  • Consider asking them to reevaluate whether the relationship is working, rather than asking them to rule on the person
  • Compare their situation to situations they know are bad.
  • Bring up clear red flags and explain how those red flags apply to their situation.
  • Try to avoid taking a dramatic role with them: don’t play the victim, don’t accuse them of being a bad person, and don’t give them dramatic, un-asked for help.
  • If you’re tired of the situation, step out before you resent them.
  • Refuse to include the abuser when you hang out with that person.

Getting people out of an abuse situation is extremely hard to do, so I have no advice that’s guaranteed to work. I tend to find the thing extremely frustrating and I’m guilty of being rude to people who were being victimized but who had their blinders on.

As a warning, doing anything emotionally unsustainable will burn you out.

Epilogue

This is bleak stuff.

There’s a few consistent abusers in the hypno community. They will probably never vanish from the scene, because there’s no centralized way to expel them, they’re contacting people one-on-one, and this is their main hobby.

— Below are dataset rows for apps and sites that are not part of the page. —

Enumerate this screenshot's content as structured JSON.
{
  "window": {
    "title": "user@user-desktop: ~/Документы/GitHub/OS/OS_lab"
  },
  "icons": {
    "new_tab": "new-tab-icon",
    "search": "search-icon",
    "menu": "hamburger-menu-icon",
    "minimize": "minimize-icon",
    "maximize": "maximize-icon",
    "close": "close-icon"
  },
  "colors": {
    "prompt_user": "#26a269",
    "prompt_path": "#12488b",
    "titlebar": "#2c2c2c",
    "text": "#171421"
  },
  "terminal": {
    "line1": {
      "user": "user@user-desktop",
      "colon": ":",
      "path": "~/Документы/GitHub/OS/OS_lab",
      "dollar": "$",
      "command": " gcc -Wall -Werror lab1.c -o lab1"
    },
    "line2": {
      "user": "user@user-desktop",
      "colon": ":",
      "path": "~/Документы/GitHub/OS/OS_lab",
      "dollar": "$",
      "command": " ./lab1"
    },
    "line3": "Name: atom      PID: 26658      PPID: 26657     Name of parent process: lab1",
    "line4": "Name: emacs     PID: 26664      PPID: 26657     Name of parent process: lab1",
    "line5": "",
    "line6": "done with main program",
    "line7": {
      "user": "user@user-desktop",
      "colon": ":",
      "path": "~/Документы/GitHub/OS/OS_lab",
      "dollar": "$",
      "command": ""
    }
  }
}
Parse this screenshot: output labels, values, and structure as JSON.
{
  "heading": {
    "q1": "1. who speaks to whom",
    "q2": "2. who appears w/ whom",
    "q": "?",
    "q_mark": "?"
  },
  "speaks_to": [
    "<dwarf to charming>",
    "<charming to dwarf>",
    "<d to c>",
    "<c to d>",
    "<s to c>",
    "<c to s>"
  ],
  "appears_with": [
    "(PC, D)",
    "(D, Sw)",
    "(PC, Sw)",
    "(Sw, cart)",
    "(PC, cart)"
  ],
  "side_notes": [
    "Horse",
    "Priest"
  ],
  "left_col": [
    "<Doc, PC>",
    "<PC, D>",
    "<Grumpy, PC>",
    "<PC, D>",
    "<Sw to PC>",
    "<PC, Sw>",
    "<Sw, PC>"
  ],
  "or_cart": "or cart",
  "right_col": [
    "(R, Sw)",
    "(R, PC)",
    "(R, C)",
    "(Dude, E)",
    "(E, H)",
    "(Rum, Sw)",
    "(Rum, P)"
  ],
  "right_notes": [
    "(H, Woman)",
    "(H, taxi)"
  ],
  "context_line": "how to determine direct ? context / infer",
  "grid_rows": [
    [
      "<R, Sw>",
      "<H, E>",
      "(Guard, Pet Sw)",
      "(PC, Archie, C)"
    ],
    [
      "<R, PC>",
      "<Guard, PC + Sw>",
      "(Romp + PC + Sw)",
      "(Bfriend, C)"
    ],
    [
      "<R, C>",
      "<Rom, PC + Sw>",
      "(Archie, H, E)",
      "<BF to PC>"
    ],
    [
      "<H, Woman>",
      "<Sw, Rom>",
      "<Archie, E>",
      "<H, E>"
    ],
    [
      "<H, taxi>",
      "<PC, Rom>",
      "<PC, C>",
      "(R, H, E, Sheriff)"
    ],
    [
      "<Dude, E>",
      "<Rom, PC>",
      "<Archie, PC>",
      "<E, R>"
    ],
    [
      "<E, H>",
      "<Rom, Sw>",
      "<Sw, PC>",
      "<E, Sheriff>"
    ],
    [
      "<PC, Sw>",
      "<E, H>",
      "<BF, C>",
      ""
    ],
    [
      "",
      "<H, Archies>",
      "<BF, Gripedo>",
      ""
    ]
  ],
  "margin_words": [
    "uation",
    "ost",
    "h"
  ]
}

Like I said, the people who are most likely to be abused are people who are not reading this article. You probably only know this article exists because you follow me on Twitter. Furries who don’t know anyone and who want to be hypnotized are likely to search on FurAffinity, ending up on Hypnofurs Telegram, which is a dangerous place.

It’s important that you watch your circle and keep your friends safe. You can’t make their decisions for them, but you can make this info available to them.

One person who says “that’s fucked up” is enough to defeat an “everyone’s doing it” in the mind of someone who knows the thing that’s going on is wrong, but who feels like they’re alone in that opinion.

A special note for pure doms: you probably think this stuff can’t happen to you. You might even be right. Abusive subs do exist, but you likely have other places to turn if one shows up. You’re not likely to have this one subject or else no one, and your nightmare subject is unlikely to go around claiming your friends.

However, the people you do play with aren’t necessarily safe. You gotta watch out for them too, even though you don’t have nearly the same level of incentive to.

There’s one other thing which I’ve run into, which is doms who do the bad stuff but say “it’s not bad in my case.”

If you read this stuff and think “well, fuck, that looks like my play,” you’re likely going to be tempted to make a special case for your play when you reexplain all this. In particular, a lot of doms actually do have harems and think “well, my harem is benign.”

During the time I was writing this a friend of mine told me (in more words) that they had badgered a person into letting them add a trigger, and then did so without clear unhypnotized consent from that person. The person became extremely uncomfortable with the trigger and it had negative real-life effects on them.

Somehow my friend thought they were the victim in this situation. I’m not friends with that person any more.